The achievements of a man who escaped political events in Czechoslovakia in the wake of suppression of the Prague Spring to start a new life in the UK were celebrated at his funeral service.
Ilya Bohac became an exile in 1968, moving to Britain from Bratislava where he had been studying at university when the Russians crushed the Dubcek Government.
His gift for languages and his marriage in 1990 to Jane Findlay, a singer and teacher who shared his interest in opera, led to a career as a translator and coach for companies staging Czech operas.
From his base in Lewes, he worked extensively with Glyndebourne and the Brighton Festival Chorus, and also with the Royal Opera House, Covent Garden, the Welsh National Opera and with opera companies in Geneva and Lisbon.
He coached many international singers, and worked on recordings of Czech and Moravian songs. Conductors and directors sought his advice.
Mr Bohac, who was 64, leaves a wife, Jane, and daughters Olivia and Anna.
Close friend Mark Rankin spoke at his funeral service, where “Janacek and Dvorak featured prominently ... The service was full to overflowing with friends and family, the result of his humanity and joy of life.”
Mr Rankin recalled that in his youth Mr Bohac had been an outstanding athlete in both track and field events. He said his sporting prowess gave him the resilience over recent years when he battled with cancer. It was an inspiration to all his many friends.

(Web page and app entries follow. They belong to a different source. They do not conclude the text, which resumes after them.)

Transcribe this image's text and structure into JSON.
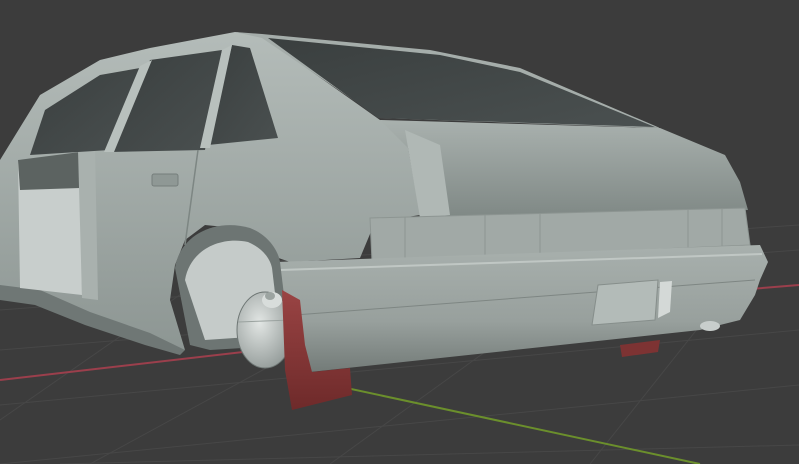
{
  "viewport": {
    "mode": "3d-viewport",
    "background": "#3c3c3c",
    "grid_color": "#4a4a4a",
    "x_axis_color": "#a3414e",
    "y_axis_color": "#6b8f2c"
  },
  "scene": {
    "object": "hatchback-car-body",
    "body_color": "#9aa3a0",
    "glass_color": "#414646",
    "mudflap_color": "#8c3a3a"
  }
}
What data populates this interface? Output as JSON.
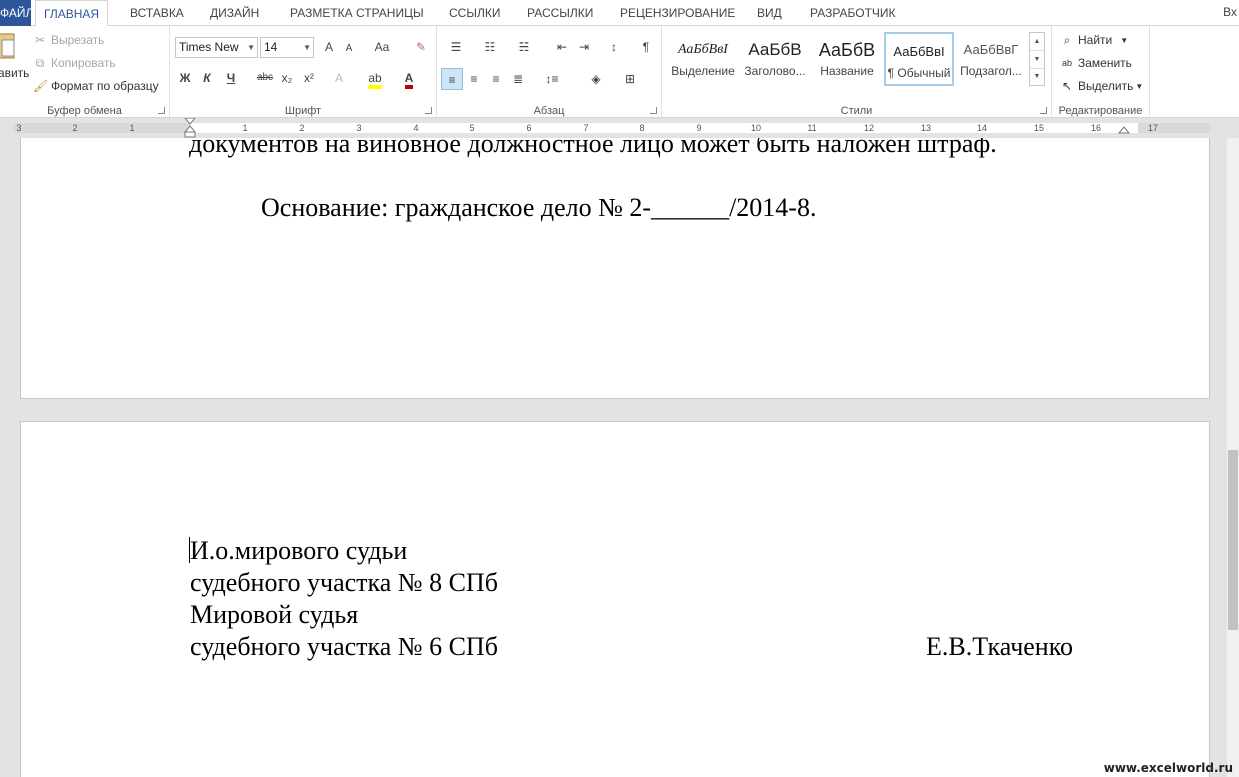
{
  "tabs": {
    "file": "ФАЙЛ",
    "home": "ГЛАВНАЯ",
    "insert": "ВСТАВКА",
    "design": "ДИЗАЙН",
    "layout": "РАЗМЕТКА СТРАНИЦЫ",
    "references": "ССЫЛКИ",
    "mailings": "РАССЫЛКИ",
    "review": "РЕЦЕНЗИРОВАНИЕ",
    "view": "ВИД",
    "developer": "РАЗРАБОТЧИК",
    "login": "Вх"
  },
  "clipboard": {
    "paste": "Вставить",
    "cut": "Вырезать",
    "copy": "Копировать",
    "format_painter": "Формат по образцу",
    "label": "Буфер обмена"
  },
  "font": {
    "name": "Times New Roman",
    "size": "14",
    "bold": "Ж",
    "italic": "К",
    "underline": "Ч",
    "strike": "abc",
    "subscript": "x₂",
    "superscript": "x²",
    "grow": "A",
    "shrink": "A",
    "case": "Aa",
    "label": "Шрифт"
  },
  "paragraph": {
    "label": "Абзац"
  },
  "styles": {
    "label": "Стили",
    "items": [
      {
        "sample": "АаБбВвІ",
        "name": "Выделение"
      },
      {
        "sample": "АаБбВ",
        "name": "Заголово..."
      },
      {
        "sample": "АаБбВ",
        "name": "Название"
      },
      {
        "sample": "АаБбВвІ",
        "name": "¶ Обычный"
      },
      {
        "sample": "АаБбВвГ",
        "name": "Подзагол..."
      }
    ]
  },
  "editing": {
    "find": "Найти",
    "replace": "Заменить",
    "select": "Выделить",
    "label": "Редактирование"
  },
  "ruler": {
    "left_numbers": [
      "3",
      "2",
      "1"
    ],
    "right_numbers": [
      "1",
      "2",
      "3",
      "4",
      "5",
      "6",
      "7",
      "8",
      "9",
      "10",
      "11",
      "12",
      "13",
      "14",
      "15",
      "16",
      "17"
    ]
  },
  "document": {
    "page1_line1": "документов на виновное должностное лицо может быть наложен штраф.",
    "page1_line2": "Основание: гражданское дело № 2-______/2014-8.",
    "page2_line1": "И.о.мирового судьи",
    "page2_line2": "судебного участка № 8 СПб",
    "page2_line3": "Мировой судья",
    "page2_line4": "судебного участка № 6 СПб",
    "page2_signature": "Е.В.Ткаченко"
  },
  "watermark": "www.excelworld.ru",
  "colors": {
    "accent": "#2b579a",
    "highlight": "#ffff00",
    "font_color": "#c00000"
  }
}
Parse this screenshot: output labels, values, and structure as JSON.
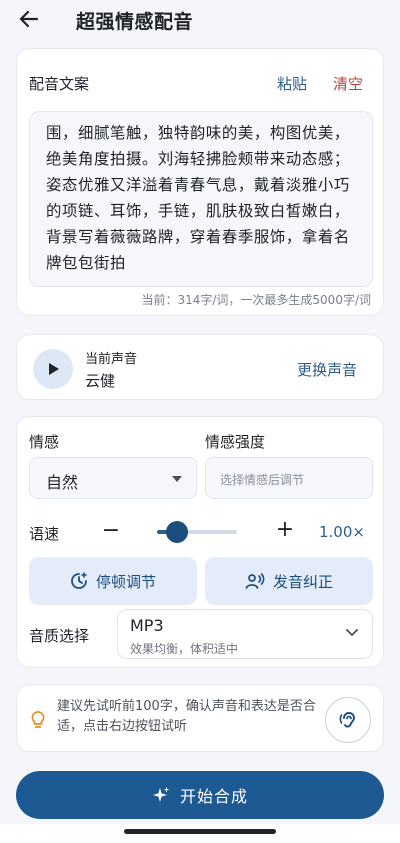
{
  "header": {
    "title": "超强情感配音"
  },
  "script": {
    "heading": "配音文案",
    "paste_label": "粘贴",
    "clear_label": "清空",
    "text": "围，细腻笔触，独特韵味的美，构图优美，绝美角度拍摄。刘海轻拂脸颊带来动态感；姿态优雅又洋溢着青春气息，戴着淡雅小巧的项链、耳饰，手链，肌肤极致白皙嫩白，背景写着薇薇路牌，穿着春季服饰，拿着名牌包包街拍",
    "count_text": "当前：314字/词，一次最多生成5000字/词"
  },
  "voice": {
    "label": "当前声音",
    "name": "云健",
    "change_label": "更换声音"
  },
  "settings": {
    "emotion_label": "情感",
    "emotion_value": "自然",
    "intensity_label": "情感强度",
    "intensity_placeholder": "选择情感后调节",
    "speed_label": "语速",
    "speed_minus": "−",
    "speed_plus": "+",
    "speed_value": "1.00×",
    "speed_fraction": 0.25,
    "pause_label": "停顿调节",
    "pronunciation_label": "发音纠正",
    "quality_label": "音质选择",
    "quality_value": "MP3",
    "quality_desc": "效果均衡，体积适中"
  },
  "tip": {
    "text": "建议先试听前100字，确认声音和表达是否合适，点击右边按钮试听"
  },
  "action": {
    "start_label": "开始合成"
  },
  "colors": {
    "accent": "#1d5a94",
    "link": "#2f5d8a",
    "danger": "#b5453d",
    "tip_icon": "#e0902a"
  }
}
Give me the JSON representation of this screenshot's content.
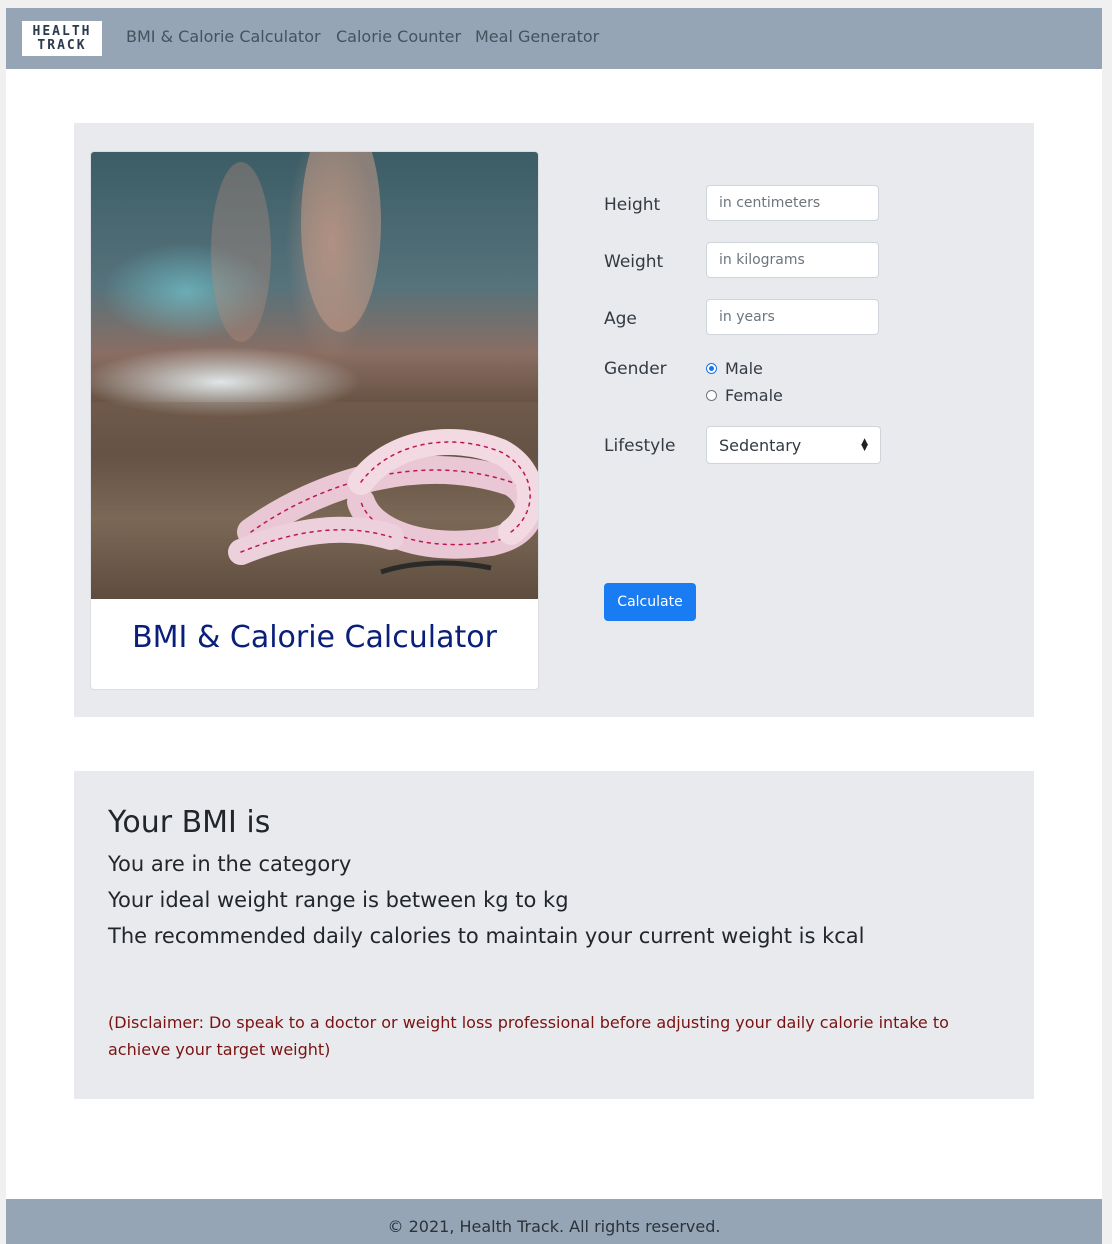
{
  "navbar": {
    "brand_line1": "HEALTH",
    "brand_line2": "TRACK",
    "links": [
      "BMI & Calorie Calculator",
      "Calorie Counter",
      "Meal Generator"
    ]
  },
  "card": {
    "title": "BMI & Calorie Calculator"
  },
  "form": {
    "height_label": "Height",
    "height_placeholder": "in centimeters",
    "weight_label": "Weight",
    "weight_placeholder": "in kilograms",
    "age_label": "Age",
    "age_placeholder": "in years",
    "gender_label": "Gender",
    "gender_options": [
      "Male",
      "Female"
    ],
    "gender_selected": "Male",
    "lifestyle_label": "Lifestyle",
    "lifestyle_selected": "Sedentary",
    "calculate_label": "Calculate"
  },
  "results": {
    "bmi_line": "Your BMI is",
    "category_line": "You are in the category",
    "ideal_weight_line": "Your ideal weight range is between kg to kg",
    "calories_line": "The recommended daily calories to maintain your current weight is kcal",
    "disclaimer": "(Disclaimer: Do speak to a doctor or weight loss professional before adjusting your daily calorie intake to achieve your target weight)"
  },
  "footer": {
    "text": "© 2021, Health Track. All rights reserved."
  },
  "colors": {
    "navbar": "#95a5b5",
    "section_bg": "#e9eaee",
    "primary": "#1a7cf2",
    "card_title": "#0a1f7a",
    "disclaimer": "#7a1212"
  }
}
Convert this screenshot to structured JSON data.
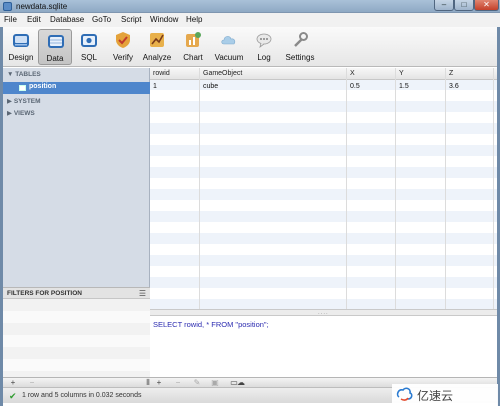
{
  "window": {
    "title": "newdata.sqlite"
  },
  "menu": [
    "File",
    "Edit",
    "Database",
    "GoTo",
    "Script",
    "Window",
    "Help"
  ],
  "toolbar": [
    {
      "label": "Design",
      "icon": "design-icon",
      "active": false
    },
    {
      "label": "Data",
      "icon": "data-icon",
      "active": true
    },
    {
      "label": "SQL",
      "icon": "sql-icon",
      "active": false
    },
    {
      "label": "Verify",
      "icon": "verify-icon",
      "active": false
    },
    {
      "label": "Analyze",
      "icon": "analyze-icon",
      "active": false
    },
    {
      "label": "Chart",
      "icon": "chart-icon",
      "active": false
    },
    {
      "label": "Vacuum",
      "icon": "vacuum-icon",
      "active": false
    },
    {
      "label": "Log",
      "icon": "log-icon",
      "active": false
    },
    {
      "label": "Settings",
      "icon": "settings-icon",
      "active": false
    }
  ],
  "sidebar": {
    "sections": [
      {
        "label": "TABLES",
        "expanded": true
      },
      {
        "label": "SYSTEM",
        "expanded": false
      },
      {
        "label": "VIEWS",
        "expanded": false
      }
    ],
    "selected_table": "position"
  },
  "filters": {
    "title": "FILTERS FOR POSITION"
  },
  "grid": {
    "columns": [
      "rowid",
      "GameObject",
      "X",
      "Y",
      "Z"
    ],
    "rows": [
      [
        "1",
        "cube",
        "0.5",
        "1.5",
        "3.6"
      ]
    ]
  },
  "sql": {
    "select": "SELECT",
    "rest": " rowid, * ",
    "from": "FROM",
    "table": "\"position\"",
    "end": ";"
  },
  "status": {
    "text": "1 row and 5 columns in 0.032 seconds"
  },
  "watermark": {
    "text": "亿速云"
  },
  "colors": {
    "selection": "#4e86cc",
    "sidebar_bg": "#d5dce6",
    "status_ok": "#2f9c2f"
  }
}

Mr Rankin said: “He was always up for discussing anything, even in the Royal Marsden, and I recall vividly a lively conversation ranging from the molecular physics of cancer to the reading of Zola’s L’Argent in its original French.”